About this task: Scan the entries below for the word "nombre". Copy out every line in which it occurs.
= = = = =
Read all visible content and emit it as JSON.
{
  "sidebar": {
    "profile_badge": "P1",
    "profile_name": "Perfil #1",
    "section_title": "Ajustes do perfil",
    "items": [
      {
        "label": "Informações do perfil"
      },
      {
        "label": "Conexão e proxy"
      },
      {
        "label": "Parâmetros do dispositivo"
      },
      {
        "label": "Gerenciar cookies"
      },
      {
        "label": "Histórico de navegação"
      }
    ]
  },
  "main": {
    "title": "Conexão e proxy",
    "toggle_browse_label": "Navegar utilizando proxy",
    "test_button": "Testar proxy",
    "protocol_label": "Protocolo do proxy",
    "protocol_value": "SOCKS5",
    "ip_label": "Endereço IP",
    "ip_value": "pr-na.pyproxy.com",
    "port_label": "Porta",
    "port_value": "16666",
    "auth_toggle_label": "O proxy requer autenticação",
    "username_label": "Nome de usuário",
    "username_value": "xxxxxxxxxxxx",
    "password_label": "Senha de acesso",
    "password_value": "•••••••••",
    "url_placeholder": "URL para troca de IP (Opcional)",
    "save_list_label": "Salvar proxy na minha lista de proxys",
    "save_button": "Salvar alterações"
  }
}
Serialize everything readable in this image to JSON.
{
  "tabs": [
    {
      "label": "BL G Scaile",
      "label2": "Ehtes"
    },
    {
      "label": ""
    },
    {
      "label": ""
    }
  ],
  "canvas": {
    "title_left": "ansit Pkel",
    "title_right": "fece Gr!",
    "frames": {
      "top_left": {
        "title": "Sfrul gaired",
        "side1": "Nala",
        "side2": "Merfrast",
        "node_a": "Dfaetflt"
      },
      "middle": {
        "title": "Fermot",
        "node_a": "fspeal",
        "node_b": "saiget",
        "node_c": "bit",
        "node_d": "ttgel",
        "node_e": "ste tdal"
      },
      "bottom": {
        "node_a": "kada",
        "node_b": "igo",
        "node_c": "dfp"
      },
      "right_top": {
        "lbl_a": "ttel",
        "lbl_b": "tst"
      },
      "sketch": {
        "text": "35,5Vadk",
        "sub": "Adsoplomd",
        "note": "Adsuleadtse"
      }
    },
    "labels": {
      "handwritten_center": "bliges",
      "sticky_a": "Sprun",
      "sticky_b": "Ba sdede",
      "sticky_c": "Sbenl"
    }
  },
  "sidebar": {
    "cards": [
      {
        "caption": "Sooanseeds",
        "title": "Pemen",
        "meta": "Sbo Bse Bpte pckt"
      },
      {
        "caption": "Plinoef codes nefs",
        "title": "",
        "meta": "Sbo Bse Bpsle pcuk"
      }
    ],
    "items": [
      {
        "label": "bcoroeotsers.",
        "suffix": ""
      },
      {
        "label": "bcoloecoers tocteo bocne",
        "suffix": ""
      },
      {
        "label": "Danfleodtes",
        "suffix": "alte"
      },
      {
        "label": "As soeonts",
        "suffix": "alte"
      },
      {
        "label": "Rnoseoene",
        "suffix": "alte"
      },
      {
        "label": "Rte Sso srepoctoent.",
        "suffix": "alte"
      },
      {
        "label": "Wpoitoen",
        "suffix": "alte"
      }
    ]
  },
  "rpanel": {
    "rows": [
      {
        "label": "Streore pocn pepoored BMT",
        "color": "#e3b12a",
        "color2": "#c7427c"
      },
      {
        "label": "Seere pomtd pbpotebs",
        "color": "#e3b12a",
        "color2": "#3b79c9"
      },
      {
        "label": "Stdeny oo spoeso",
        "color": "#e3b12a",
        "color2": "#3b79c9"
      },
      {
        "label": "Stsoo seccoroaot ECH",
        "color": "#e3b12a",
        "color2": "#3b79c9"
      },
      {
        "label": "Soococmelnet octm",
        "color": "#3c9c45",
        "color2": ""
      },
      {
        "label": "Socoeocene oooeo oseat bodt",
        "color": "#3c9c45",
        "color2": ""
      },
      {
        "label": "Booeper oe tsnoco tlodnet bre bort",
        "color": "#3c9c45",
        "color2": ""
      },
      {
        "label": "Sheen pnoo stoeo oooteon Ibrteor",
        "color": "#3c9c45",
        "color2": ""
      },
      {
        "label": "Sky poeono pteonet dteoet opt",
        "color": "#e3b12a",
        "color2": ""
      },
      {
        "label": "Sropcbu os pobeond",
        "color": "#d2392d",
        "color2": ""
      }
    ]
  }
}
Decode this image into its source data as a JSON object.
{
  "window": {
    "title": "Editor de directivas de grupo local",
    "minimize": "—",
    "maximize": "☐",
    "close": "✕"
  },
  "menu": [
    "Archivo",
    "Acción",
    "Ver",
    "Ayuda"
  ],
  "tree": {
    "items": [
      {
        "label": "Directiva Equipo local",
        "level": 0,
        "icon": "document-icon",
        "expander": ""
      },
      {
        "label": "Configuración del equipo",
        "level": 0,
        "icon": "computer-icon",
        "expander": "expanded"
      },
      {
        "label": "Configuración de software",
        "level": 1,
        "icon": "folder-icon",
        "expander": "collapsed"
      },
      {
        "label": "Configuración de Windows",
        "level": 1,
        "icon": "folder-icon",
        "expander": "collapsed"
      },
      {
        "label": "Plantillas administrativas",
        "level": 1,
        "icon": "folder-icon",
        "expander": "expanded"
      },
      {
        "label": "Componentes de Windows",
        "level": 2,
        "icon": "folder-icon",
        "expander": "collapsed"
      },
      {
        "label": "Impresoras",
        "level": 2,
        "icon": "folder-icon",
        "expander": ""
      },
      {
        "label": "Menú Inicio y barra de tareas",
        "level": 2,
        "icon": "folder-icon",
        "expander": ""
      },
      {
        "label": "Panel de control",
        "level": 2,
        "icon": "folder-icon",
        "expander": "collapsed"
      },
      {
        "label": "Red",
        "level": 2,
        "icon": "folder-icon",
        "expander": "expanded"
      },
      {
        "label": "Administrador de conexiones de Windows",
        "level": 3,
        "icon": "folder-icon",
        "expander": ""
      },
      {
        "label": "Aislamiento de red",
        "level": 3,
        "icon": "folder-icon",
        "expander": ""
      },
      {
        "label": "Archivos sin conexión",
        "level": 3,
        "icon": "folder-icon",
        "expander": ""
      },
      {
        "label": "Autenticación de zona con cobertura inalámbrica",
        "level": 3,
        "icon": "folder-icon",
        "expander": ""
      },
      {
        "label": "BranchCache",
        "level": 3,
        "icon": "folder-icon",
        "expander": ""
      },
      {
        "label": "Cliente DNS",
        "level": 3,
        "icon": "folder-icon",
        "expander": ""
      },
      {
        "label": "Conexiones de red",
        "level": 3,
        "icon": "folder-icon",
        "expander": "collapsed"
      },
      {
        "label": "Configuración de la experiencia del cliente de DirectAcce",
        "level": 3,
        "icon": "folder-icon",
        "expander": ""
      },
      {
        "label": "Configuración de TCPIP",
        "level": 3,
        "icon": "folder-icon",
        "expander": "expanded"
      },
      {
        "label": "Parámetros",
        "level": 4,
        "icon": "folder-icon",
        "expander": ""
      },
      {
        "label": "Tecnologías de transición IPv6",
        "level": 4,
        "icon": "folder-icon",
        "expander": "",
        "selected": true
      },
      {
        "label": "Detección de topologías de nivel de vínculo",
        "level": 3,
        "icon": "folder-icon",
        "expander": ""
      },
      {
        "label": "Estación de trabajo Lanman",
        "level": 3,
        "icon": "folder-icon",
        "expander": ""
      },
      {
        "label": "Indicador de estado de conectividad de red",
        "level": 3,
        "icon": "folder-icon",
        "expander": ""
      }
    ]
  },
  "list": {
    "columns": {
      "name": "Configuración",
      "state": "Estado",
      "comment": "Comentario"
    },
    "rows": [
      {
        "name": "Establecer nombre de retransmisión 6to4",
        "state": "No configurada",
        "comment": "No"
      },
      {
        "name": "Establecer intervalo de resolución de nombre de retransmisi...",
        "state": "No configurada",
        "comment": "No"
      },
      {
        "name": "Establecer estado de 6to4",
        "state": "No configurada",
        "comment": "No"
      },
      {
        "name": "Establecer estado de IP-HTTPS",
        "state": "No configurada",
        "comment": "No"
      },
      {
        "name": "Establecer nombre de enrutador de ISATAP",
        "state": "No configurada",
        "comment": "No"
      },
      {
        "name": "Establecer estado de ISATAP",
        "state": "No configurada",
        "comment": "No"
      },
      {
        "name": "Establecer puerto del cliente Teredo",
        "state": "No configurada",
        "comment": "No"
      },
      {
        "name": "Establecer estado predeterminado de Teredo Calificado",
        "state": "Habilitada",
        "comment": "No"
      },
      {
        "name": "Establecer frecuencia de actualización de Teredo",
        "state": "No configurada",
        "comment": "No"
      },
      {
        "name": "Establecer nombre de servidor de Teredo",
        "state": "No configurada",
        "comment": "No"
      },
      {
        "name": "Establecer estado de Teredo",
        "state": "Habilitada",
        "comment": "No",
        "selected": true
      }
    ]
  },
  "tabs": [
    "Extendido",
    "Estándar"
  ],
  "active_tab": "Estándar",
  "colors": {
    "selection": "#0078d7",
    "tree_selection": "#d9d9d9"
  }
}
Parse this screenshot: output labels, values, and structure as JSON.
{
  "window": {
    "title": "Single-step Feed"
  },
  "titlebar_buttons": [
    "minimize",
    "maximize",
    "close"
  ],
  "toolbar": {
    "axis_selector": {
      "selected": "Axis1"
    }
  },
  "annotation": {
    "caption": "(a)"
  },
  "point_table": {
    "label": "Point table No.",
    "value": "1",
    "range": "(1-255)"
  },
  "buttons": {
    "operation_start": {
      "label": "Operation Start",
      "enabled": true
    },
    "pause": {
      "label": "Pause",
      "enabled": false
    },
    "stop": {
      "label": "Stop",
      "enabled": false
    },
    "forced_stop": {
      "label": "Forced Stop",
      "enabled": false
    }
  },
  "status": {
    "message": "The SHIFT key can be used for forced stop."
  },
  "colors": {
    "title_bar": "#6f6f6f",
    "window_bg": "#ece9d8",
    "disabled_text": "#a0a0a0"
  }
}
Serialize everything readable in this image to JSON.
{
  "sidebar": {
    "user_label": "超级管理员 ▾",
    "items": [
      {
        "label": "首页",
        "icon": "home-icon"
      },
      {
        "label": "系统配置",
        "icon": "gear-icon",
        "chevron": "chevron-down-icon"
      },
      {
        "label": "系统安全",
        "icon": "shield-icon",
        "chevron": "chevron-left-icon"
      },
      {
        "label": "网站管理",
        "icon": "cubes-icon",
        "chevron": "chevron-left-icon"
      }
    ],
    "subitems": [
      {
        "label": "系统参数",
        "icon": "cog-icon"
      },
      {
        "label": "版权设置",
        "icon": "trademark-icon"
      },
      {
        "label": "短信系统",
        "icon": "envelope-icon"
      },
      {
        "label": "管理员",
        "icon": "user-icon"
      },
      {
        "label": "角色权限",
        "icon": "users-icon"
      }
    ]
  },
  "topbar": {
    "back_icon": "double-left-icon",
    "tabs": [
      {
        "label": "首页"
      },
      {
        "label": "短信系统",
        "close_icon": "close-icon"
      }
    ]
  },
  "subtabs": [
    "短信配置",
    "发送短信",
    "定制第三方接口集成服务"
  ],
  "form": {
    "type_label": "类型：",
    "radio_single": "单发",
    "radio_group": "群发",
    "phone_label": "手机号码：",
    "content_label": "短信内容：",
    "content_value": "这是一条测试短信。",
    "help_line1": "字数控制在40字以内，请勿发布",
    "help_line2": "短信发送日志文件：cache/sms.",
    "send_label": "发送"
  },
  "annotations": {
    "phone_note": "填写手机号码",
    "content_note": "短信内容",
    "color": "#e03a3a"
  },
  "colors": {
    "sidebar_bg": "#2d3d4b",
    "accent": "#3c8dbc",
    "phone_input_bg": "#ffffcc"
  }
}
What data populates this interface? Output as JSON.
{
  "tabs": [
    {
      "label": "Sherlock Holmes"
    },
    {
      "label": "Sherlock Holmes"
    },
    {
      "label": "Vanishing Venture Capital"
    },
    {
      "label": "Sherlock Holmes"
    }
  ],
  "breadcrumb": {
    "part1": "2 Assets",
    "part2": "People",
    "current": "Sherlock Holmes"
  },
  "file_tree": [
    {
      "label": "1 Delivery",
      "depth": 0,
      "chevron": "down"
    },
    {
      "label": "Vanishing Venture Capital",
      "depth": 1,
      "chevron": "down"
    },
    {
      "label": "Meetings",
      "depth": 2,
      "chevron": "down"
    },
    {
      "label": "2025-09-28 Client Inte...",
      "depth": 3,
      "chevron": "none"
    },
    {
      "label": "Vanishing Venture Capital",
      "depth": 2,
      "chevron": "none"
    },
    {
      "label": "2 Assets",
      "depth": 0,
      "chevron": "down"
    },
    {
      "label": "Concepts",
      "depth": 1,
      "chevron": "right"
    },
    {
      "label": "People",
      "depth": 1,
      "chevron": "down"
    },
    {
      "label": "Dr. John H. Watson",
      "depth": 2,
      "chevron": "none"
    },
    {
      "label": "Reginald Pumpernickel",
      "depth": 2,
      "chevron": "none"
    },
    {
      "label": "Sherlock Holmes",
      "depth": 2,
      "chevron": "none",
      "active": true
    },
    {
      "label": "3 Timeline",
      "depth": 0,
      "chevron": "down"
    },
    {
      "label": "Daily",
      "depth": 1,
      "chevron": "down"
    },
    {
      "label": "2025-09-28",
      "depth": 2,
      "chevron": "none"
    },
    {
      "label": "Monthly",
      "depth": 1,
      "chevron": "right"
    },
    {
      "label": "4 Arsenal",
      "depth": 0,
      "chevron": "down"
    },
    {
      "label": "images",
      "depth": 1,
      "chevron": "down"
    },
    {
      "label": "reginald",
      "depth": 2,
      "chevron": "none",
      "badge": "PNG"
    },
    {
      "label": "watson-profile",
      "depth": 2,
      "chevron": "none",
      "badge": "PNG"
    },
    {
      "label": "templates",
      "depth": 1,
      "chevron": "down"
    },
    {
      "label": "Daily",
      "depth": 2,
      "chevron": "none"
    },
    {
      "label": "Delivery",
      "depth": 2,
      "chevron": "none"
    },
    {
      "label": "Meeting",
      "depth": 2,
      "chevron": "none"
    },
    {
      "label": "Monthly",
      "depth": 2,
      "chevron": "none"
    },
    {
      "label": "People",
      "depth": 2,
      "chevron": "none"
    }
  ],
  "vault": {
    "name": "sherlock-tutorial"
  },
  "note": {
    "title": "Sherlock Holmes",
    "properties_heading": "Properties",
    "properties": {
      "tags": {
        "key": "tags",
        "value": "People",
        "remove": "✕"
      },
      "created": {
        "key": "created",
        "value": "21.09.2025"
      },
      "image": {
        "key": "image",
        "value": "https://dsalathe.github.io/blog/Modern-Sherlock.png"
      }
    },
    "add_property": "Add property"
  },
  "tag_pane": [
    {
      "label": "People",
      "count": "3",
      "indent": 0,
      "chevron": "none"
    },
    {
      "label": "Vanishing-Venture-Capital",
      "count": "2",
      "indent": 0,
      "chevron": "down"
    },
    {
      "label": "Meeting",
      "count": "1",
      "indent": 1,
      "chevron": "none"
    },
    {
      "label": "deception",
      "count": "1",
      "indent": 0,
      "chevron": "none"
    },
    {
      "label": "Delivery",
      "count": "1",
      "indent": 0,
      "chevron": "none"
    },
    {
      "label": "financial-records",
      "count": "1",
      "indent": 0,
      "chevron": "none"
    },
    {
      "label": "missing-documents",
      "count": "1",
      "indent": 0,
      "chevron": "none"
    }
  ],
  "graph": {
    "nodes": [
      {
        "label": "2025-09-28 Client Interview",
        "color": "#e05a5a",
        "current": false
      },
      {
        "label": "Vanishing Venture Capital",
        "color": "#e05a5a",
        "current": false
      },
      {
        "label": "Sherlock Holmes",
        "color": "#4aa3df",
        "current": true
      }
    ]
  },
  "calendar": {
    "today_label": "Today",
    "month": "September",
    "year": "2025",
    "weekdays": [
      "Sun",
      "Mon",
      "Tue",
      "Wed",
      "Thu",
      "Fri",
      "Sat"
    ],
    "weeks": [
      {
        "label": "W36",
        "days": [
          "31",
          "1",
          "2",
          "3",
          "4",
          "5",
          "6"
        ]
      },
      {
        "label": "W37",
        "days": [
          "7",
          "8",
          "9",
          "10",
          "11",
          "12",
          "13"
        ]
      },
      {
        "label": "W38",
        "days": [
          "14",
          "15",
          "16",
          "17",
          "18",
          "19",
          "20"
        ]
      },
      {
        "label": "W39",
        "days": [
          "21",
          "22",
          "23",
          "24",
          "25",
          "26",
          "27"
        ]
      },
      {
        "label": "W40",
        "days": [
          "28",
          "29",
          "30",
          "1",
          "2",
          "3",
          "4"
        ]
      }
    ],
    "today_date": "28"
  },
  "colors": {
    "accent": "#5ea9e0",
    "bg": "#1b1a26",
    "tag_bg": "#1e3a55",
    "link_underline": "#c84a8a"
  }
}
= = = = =
Task response:
        "name": "Establecer nombre de retransmisión 6to4",
        "name": "Establecer intervalo de resolución de nombre de retransmisi...",
        "name": "Establecer nombre de enrutador de ISATAP",
        "name": "Establecer nombre de servidor de Teredo",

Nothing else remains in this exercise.